The preparations are a symptom of this. Man will only develop if he is able to serve nature and, moreover, to recog-nise the unique individuality of each person (integration as opposed to mere inclusion).

All these contributions gave rise to fruitful conversations both in the round and in the breaks; and on both the full afternoons of the conference this was further enhanced by visits, respectively, to Tablehurst Farm (including the Pericles woodland crafts project), and to the Mount Cam-phill Community, Pericles and the Hoathly Hill gardens.

The main additional content for the conference was provided by Peter Brown and Aonghus Gordon. On the Thursday evening Peter spoke on Caring for the Farm Together’, reflecting in a moving way about his experience of team work in working on the farm in a Camphill community in South Africa.

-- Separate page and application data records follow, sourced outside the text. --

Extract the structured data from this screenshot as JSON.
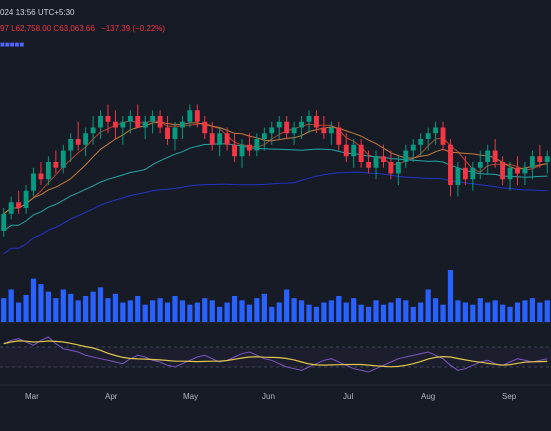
{
  "header": {
    "datetime": "024 13:56 UTC+5:30"
  },
  "ohlc": {
    "open_fragment": "97",
    "low": "L62,758.00",
    "close": "C63,063.66",
    "change": "−137.39 (−0.22%)"
  },
  "indicator_legend": {
    "text": "■■■■■"
  },
  "x_axis": {
    "months": [
      "Mar",
      "Apr",
      "May",
      "Jun",
      "Jul",
      "Aug",
      "Sep"
    ]
  },
  "colors": {
    "background": "#171b26",
    "up": "#089981",
    "down": "#f23645",
    "volume": "#2962ff",
    "ma_red": "#b5452f",
    "ma_orange": "#c37b3b",
    "ma_teal": "#22a7a7",
    "ma_blue": "#2433c9",
    "rsi": "#7e57c2",
    "rsi_ma": "#e0c84a"
  },
  "chart_data": {
    "type": "candlestick",
    "title": "",
    "xlabel": "",
    "ylabel": "",
    "x": [
      "Mar",
      "Apr",
      "May",
      "Jun",
      "Jul",
      "Aug",
      "Sep"
    ],
    "series": [
      {
        "candles": [
          [
            52,
            56,
            51,
            55
          ],
          [
            55,
            58,
            54,
            57
          ],
          [
            57,
            59,
            55,
            56
          ],
          [
            56,
            60,
            55,
            59
          ],
          [
            59,
            63,
            58,
            62
          ],
          [
            62,
            64,
            60,
            61
          ],
          [
            61,
            65,
            60,
            64
          ],
          [
            64,
            66,
            62,
            63
          ],
          [
            63,
            67,
            62,
            66
          ],
          [
            66,
            69,
            64,
            68
          ],
          [
            68,
            71,
            66,
            67
          ],
          [
            67,
            70,
            65,
            69
          ],
          [
            69,
            72,
            67,
            70
          ],
          [
            70,
            73,
            68,
            72
          ],
          [
            72,
            74,
            69,
            71
          ],
          [
            71,
            73,
            68,
            70
          ],
          [
            70,
            72,
            67,
            71
          ],
          [
            71,
            73,
            69,
            72
          ],
          [
            72,
            74,
            70,
            70
          ],
          [
            70,
            72,
            68,
            71
          ],
          [
            71,
            73,
            69,
            72
          ],
          [
            72,
            73,
            69,
            70
          ],
          [
            70,
            72,
            67,
            68
          ],
          [
            68,
            71,
            66,
            70
          ],
          [
            70,
            72,
            68,
            71
          ],
          [
            71,
            74,
            70,
            73
          ],
          [
            73,
            74,
            70,
            71
          ],
          [
            71,
            72,
            68,
            69
          ],
          [
            69,
            71,
            66,
            67
          ],
          [
            67,
            70,
            65,
            69
          ],
          [
            69,
            70,
            66,
            67
          ],
          [
            67,
            69,
            64,
            65
          ],
          [
            65,
            68,
            63,
            67
          ],
          [
            67,
            69,
            65,
            66
          ],
          [
            66,
            69,
            65,
            68
          ],
          [
            68,
            70,
            66,
            69
          ],
          [
            69,
            71,
            67,
            70
          ],
          [
            70,
            72,
            68,
            71
          ],
          [
            71,
            72,
            68,
            69
          ],
          [
            69,
            71,
            67,
            70
          ],
          [
            70,
            72,
            68,
            71
          ],
          [
            71,
            73,
            69,
            72
          ],
          [
            72,
            73,
            69,
            70
          ],
          [
            70,
            72,
            68,
            69
          ],
          [
            69,
            71,
            67,
            70
          ],
          [
            70,
            71,
            66,
            67
          ],
          [
            67,
            69,
            64,
            65
          ],
          [
            65,
            68,
            63,
            67
          ],
          [
            67,
            68,
            63,
            64
          ],
          [
            64,
            66,
            62,
            63
          ],
          [
            63,
            66,
            61,
            65
          ],
          [
            65,
            67,
            63,
            64
          ],
          [
            64,
            66,
            61,
            62
          ],
          [
            62,
            65,
            60,
            64
          ],
          [
            64,
            67,
            63,
            66
          ],
          [
            66,
            68,
            64,
            67
          ],
          [
            67,
            69,
            65,
            68
          ],
          [
            68,
            70,
            66,
            69
          ],
          [
            69,
            71,
            67,
            70
          ],
          [
            70,
            71,
            66,
            67
          ],
          [
            67,
            68,
            58,
            60
          ],
          [
            60,
            64,
            58,
            63
          ],
          [
            63,
            65,
            60,
            61
          ],
          [
            61,
            64,
            59,
            63
          ],
          [
            63,
            66,
            61,
            64
          ],
          [
            64,
            67,
            62,
            66
          ],
          [
            66,
            68,
            63,
            64
          ],
          [
            64,
            65,
            60,
            61
          ],
          [
            61,
            64,
            59,
            63
          ],
          [
            63,
            65,
            60,
            62
          ],
          [
            62,
            64,
            60,
            63
          ],
          [
            63,
            66,
            61,
            65
          ],
          [
            65,
            67,
            63,
            64
          ],
          [
            64,
            66,
            62,
            65
          ]
        ]
      }
    ],
    "volume": [
      22,
      30,
      18,
      25,
      40,
      35,
      28,
      22,
      30,
      26,
      20,
      24,
      28,
      32,
      22,
      26,
      18,
      20,
      24,
      16,
      20,
      22,
      18,
      24,
      20,
      16,
      18,
      22,
      20,
      14,
      18,
      24,
      20,
      16,
      22,
      26,
      14,
      18,
      30,
      22,
      20,
      16,
      14,
      18,
      20,
      24,
      18,
      22,
      16,
      14,
      20,
      16,
      18,
      22,
      20,
      14,
      18,
      30,
      22,
      16,
      48,
      20,
      18,
      16,
      22,
      18,
      20,
      16,
      14,
      18,
      20,
      22,
      18,
      20
    ],
    "rsi": [
      66,
      70,
      72,
      68,
      64,
      70,
      74,
      66,
      60,
      58,
      56,
      52,
      50,
      48,
      46,
      44,
      42,
      48,
      52,
      50,
      46,
      44,
      40,
      38,
      42,
      46,
      50,
      52,
      48,
      44,
      46,
      50,
      54,
      56,
      52,
      48,
      46,
      42,
      38,
      36,
      34,
      38,
      42,
      46,
      48,
      44,
      40,
      36,
      34,
      32,
      36,
      40,
      44,
      48,
      50,
      52,
      54,
      56,
      52,
      48,
      40,
      34,
      36,
      40,
      44,
      46,
      42,
      40,
      44,
      48,
      46,
      44,
      46,
      48
    ],
    "ylim": [
      40,
      80
    ]
  }
}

This experience of a farm which has people at its centre, representing the social ‘glue’ that brings it all together, is one that he and his wife Brigitte brought to Tablehurst over 20 years ago and remains his vision for the future. His contribution was followed by Aonghus Gordon’s talk on Caring for the Farm, Caring for People: Transformational Potential in the Animal Community for Human Development’. Aonghus spoke of the farm organism as being to a remarkable degree a means of furthering human development. In accordance with Manfred Klett’s vision of a BD farm as a ‘university of the future’, a research centre can find its place on a BD farm or garden. The Field Centre is such a centre, where BD is looked at through the lens of the twelve senses and in conjunction with the development of the child and adolescent. As a result of the research undertaken at Ruskin Mill, it has been found that woodland ecology, horticulture and farming have a positive effect upon the physical and mental health of young people, not least with respect to helping those with autistic spectrum and oppositional disorders to develop a ‘locus of control’ within their own soul (and quite dramatically through identifying comparable traits within the animal kingdom). Aonghus expanded on, and gave rich historical depth to, this theme in the talk that he gave the following morning on “The Organising Principles for a Therapeutic and Pedagogical Curriculum through Biodynamic Ecology’. Through this second talk it became clear that, just as the educator needs to reach beyond the classroom into the outside of nature and understand it on its own terms (as, for example, Goethe and Ruskin sought to do), so does the will of the farmer/ gardener — who provides the resources that are essential for this – need to be encompassed by cosmic rhythms, so that farming is not merely production but becomes an educative and therapeutic tool.

Perhaps partly thanks to the thoroughly mirthful but also moving production by the Pericles Theatre Company on the Friday evening, the final morning of the conference constituted a thorough digestion by all participants of the ideas presented at the conference. Building on Hartwig’s initial remark that we each now need to be aware of our individual responsibility wherever we are and that, at this conference, we’ve made a new step, the conversation – which also included the husband and wife team of Stephen and Mary who organise the regional Social Farming Hub has and Farm Buddies – led in the final session to a proposal by gs Craig Harding to host another comparable event in the For-to est of Dean and based at Oaklands Park but including visits 1e to different centres, among which would be Ruskin Mill in In’s Nailsworth, as Ricardo Pereira agreed to assist in the organ-ising. This next conference would include a debate as to how to work practically with the social organism, with a particular contribution from Guido Joel Roerick from Mourne Grange. It was felt by all that this offer would represent an excellent next step. It would be up to this new group to propose a date, and information would be circulated to all participants